Archaeology : Beyond Walden: The Hidden History of America's Kettle Lakes and Ponds.
The mosaic of lakes, marshes, bogs, and forests of the glaciated northern United States supported human ecosystems from the pioneering hunters of the Clovis Tradition through the cultural tipping point of the beaver trade. Understanding kettle lakes can help those with an interest in archaeology understand how humans were enmeshed in their otherwise natural ecosystems.
Fishing, then and now, remains part of lake life. Now, natives and those of European descent use the same bait.

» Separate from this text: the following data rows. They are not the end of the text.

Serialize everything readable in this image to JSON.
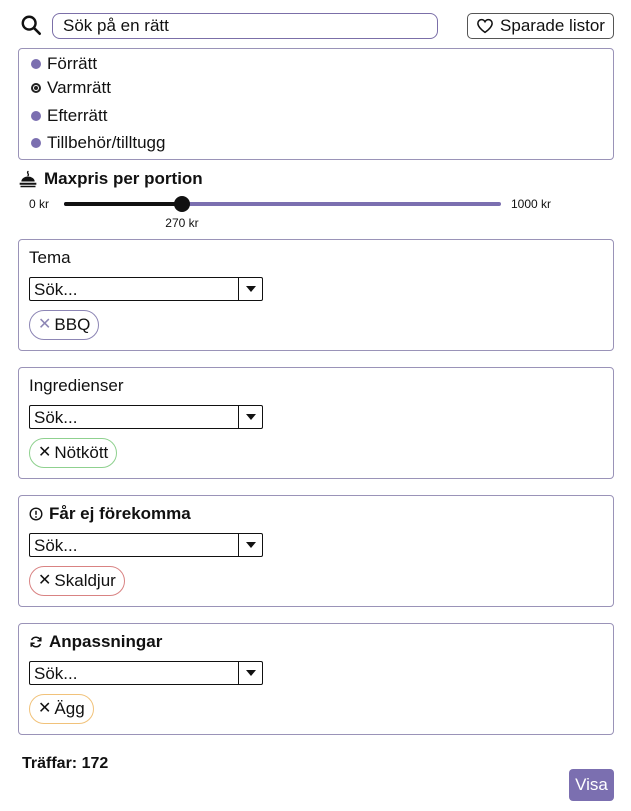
{
  "search": {
    "placeholder": "Sök på en rätt",
    "icon": "search-icon"
  },
  "saved_lists": {
    "label": "Sparade listor",
    "icon": "heart-icon"
  },
  "courses": [
    {
      "label": "Förrätt",
      "selected": false
    },
    {
      "label": "Varmrätt",
      "selected": true
    },
    {
      "label": "Efterrätt",
      "selected": false
    },
    {
      "label": "Tillbehör/tilltugg",
      "selected": false
    }
  ],
  "price": {
    "title": "Maxpris per portion",
    "icon": "serving-dish-icon",
    "min_label": "0 kr",
    "max_label": "1000 kr",
    "min": 0,
    "max": 1000,
    "value": 270,
    "value_label": "270 kr"
  },
  "panels": {
    "tema": {
      "title": "Tema",
      "select_value": "Sök...",
      "chip": {
        "label": "BBQ",
        "color": "#8d86b5",
        "x_color": "#8d86b5"
      }
    },
    "ingredienser": {
      "title": "Ingredienser",
      "select_value": "Sök...",
      "chip": {
        "label": "Nötkött",
        "color": "#8fd18f",
        "x_color": "#111111"
      }
    },
    "exclude": {
      "title": "Får ej förekomma",
      "icon": "warning-circle-icon",
      "select_value": "Sök...",
      "chip": {
        "label": "Skaldjur",
        "color": "#d98383",
        "x_color": "#111111"
      }
    },
    "anpassningar": {
      "title": "Anpassningar",
      "icon": "refresh-icon",
      "select_value": "Sök...",
      "chip": {
        "label": "Ägg",
        "color": "#f1c27a",
        "x_color": "#111111"
      }
    }
  },
  "hits": {
    "text": "Träffar: 172"
  },
  "visa_button": {
    "label": "Visa"
  },
  "colors": {
    "accent": "#7b6fb0",
    "border": "#9a93b8"
  }
}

Library Journal: The author “provides a complete natural and cultural history of kettle lakes, which are remnants of the Ice Age scattered along the path of retreating glaciers from Maine to Montana.”
Beyond Walden: “Throughout it all, the Lamoka Lake site [in upstate New York] has remained the standard reference for the Archaic Period, to which others were compared. Of the many sites located inland from the coast and north of the glacial border, practially all are heavily dependent on lakes and wetlands, most of which occupy kettles.” [page 67]
PHOTO BANNER : Lamoka Lake, near the headwaters of the Susquehanna River in upstate New York, is the standard reference site for the Archaic Period in North America. "A Chippewa Family in the St. Crox Area" (1885) by Sanford C. Sargent, courtesy of the Minnesota Historical Society. Smoked whitefish on display at Morey's Fish House, Motley, Minnesota, come from Canada because most local lakes are too degraded and overfished.